I really enjoyed this chapter for a couple of reasons. First, Ohno uses the old-fashioned honorific for “grandpa” or “old man” when referring to Sakichi Toyoda in the title. There’s a certain warmth there and a reminder that born in 1912, Taiichi Ohno had the sensibilities and values of an earlier era.
Second, Ohno spends a paragraph talking about his schooling and early days working at Toyoda Boshoku (textiles) making thread, and later in the chapter how he came to first work at Toyota Motor Company. Of his first years out of school, he says “In these days they made you work for three years on the shop floor” before they would give you a job as a section manager. He’s actually complaining (!) though probably in fond memory, about being a trained engineer who was sent to work out on the gemba. This experience must have been formative for Ohno.
He tells of how he joined Toyoda Boshoku (thread manufacturing) after graduating from an industrial high school (equivalent of a polytechnic school) in mechanical engineering. Toyoda Boshoku was located next to Toyoda Loom Works. Ohno says he became aware later what a significant invention the automatic loom (the origin of jidoka) was, admitting that at the time he was young and did not realize it.

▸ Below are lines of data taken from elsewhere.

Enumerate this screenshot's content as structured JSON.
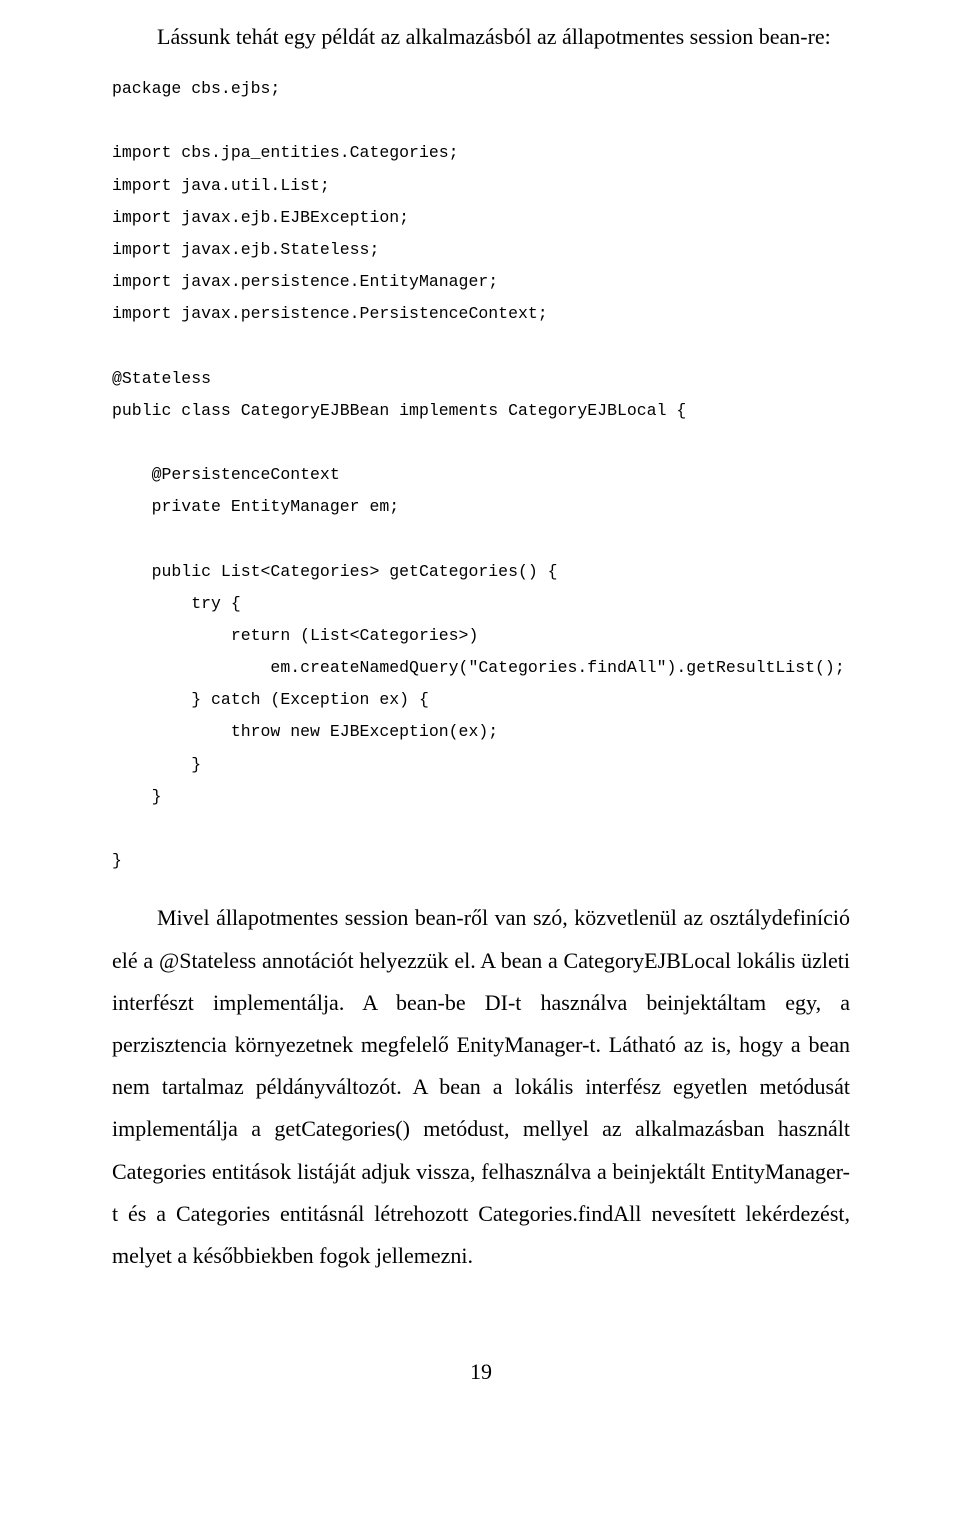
{
  "intro": "Lássunk tehát egy példát az alkalmazásból az állapotmentes session bean-re:",
  "code": "package cbs.ejbs;\n\nimport cbs.jpa_entities.Categories;\nimport java.util.List;\nimport javax.ejb.EJBException;\nimport javax.ejb.Stateless;\nimport javax.persistence.EntityManager;\nimport javax.persistence.PersistenceContext;\n\n@Stateless\npublic class CategoryEJBBean implements CategoryEJBLocal {\n\n    @PersistenceContext\n    private EntityManager em;\n\n    public List<Categories> getCategories() {\n        try {\n            return (List<Categories>)\n                em.createNamedQuery(\"Categories.findAll\").getResultList();\n        } catch (Exception ex) {\n            throw new EJBException(ex);\n        }\n    }\n\n}",
  "paragraph": "Mivel állapotmentes session bean-ről van szó, közvetlenül az osztálydefiníció elé a @Stateless annotációt helyezzük el. A bean a CategoryEJBLocal lokális üzleti interfészt implementálja. A bean-be DI-t használva beinjektáltam egy, a perzisztencia környezetnek megfelelő EnityManager-t. Látható az is, hogy a bean nem tartalmaz példányváltozót. A bean a lokális interfész egyetlen metódusát implementálja a getCategories() metódust, mellyel az alkalmazásban használt Categories entitások listáját adjuk vissza, felhasználva a beinjektált EntityManager-t és a Categories entitásnál létrehozott Categories.findAll nevesített lekérdezést, melyet a későbbiekben fogok jellemezni.",
  "page_number": "19"
}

Taiichi Ohno is surprisingly critical of how jidoka was used at Toyoda Loom Works, but for good reason. “People took this great invention and misused it.” He says that just like the conveyor belt at Ford the automatic loom improved productivity tremendously by automating work that was done previously by hands and feet.

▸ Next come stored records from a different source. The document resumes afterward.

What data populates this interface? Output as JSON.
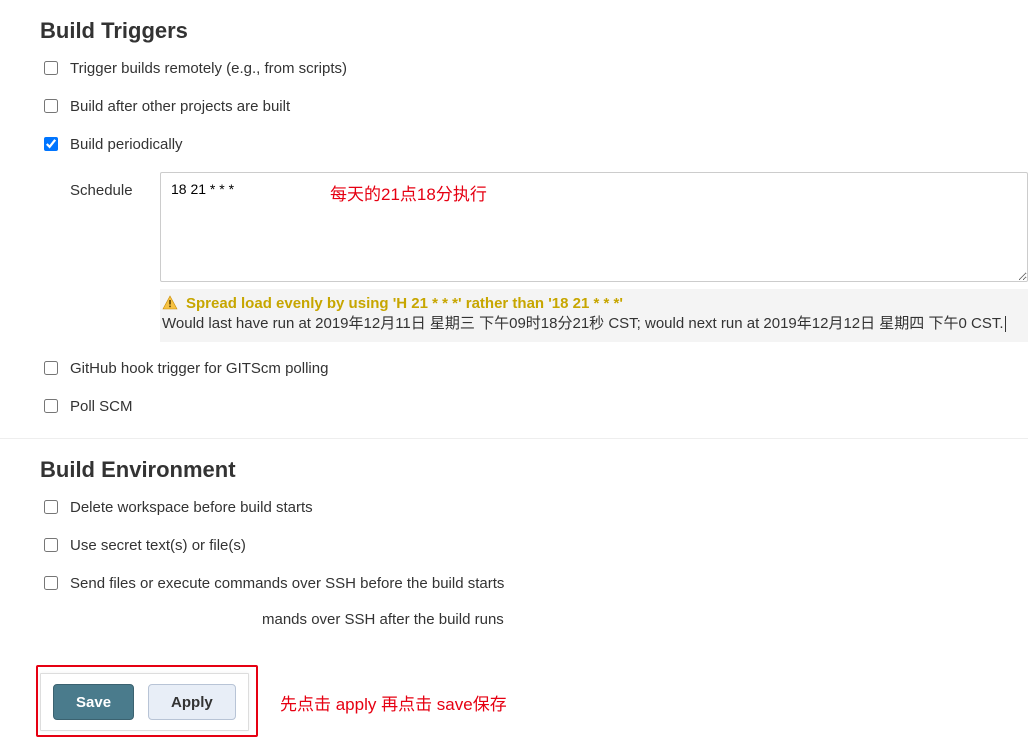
{
  "triggers": {
    "title": "Build Triggers",
    "remote": {
      "label": "Trigger builds remotely (e.g., from scripts)",
      "checked": false
    },
    "after": {
      "label": "Build after other projects are built",
      "checked": false
    },
    "periodic": {
      "label": "Build periodically",
      "checked": true
    },
    "schedule_label": "Schedule",
    "schedule_value": "18 21 * * *",
    "schedule_annotation": "每天的21点18分执行",
    "warn_text": "Spread load evenly by using 'H 21 * * *' rather than '18 21 * * *'",
    "info_text": "Would last have run at 2019年12月11日 星期三 下午09时18分21秒 CST; would next run at 2019年12月12日 星期四 下午0 CST.",
    "github_hook": {
      "label": "GitHub hook trigger for GITScm polling",
      "checked": false
    },
    "poll_scm": {
      "label": "Poll SCM",
      "checked": false
    }
  },
  "environment": {
    "title": "Build Environment",
    "delete_ws": {
      "label": "Delete workspace before build starts",
      "checked": false
    },
    "secrets": {
      "label": "Use secret text(s) or file(s)",
      "checked": false
    },
    "ssh_before": {
      "label": "Send files or execute commands over SSH before the build starts",
      "checked": false
    },
    "ssh_after": {
      "label": "mands over SSH after the build runs",
      "checked": false
    }
  },
  "footer": {
    "save": "Save",
    "apply": "Apply",
    "annotation": "先点击 apply 再点击 save保存"
  }
}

The most important difference between automation and Sakichi Toyoda’s jidoka (autonomation) was that the machine ran automatically and stopped when the thread broke or ran out. The key is that this prevents the automatic loom from producing defects. This concept of built-in quality is what made this invention unique.
However, people at Toyoda Loom Works saw only that this made it easier to make people run to the machines that were stopped so they could get them running again, improving productivity. The same was true for machines with built-in jidoka mechanisms at Toyoda Boshoku. Their main goal was to increase output.
In Taiichi Ohno’s thinking they should have used the opportunity to learn why the thread broke and stopped the machine so that they could prevent this defect in the future. Taiichi Ohno concludes that in those early days Grandpa Sakichi’s jidoka idea was misused to make people work harder so that performance would improve.
Toyoda Boshoku was merged into Toyota Motor Corporation during World War II and then spun off again after the war. “I didn’t make automotive parts during the war. I made airplane parts.” Says Ohno. He spent a year making brass pipes used to cool oil in airplanes. He was made Section Manager of final assembly in the main automobile factory in February 1945.
Taiichi Ohno explains how Grandpa Sakichi’s jidoka idea affected him by saying, “The way Toyota produced automobiles was the same [as Loom Works] and very labor-intensive. I realized we needed to use jidoka better and to think of ways to produce more with the people we had.” Andon lamps, pull chords and the culture of “stop and fix” to build in quality at Toyota today are all evidence that Taiichi Ohno succeeded in this.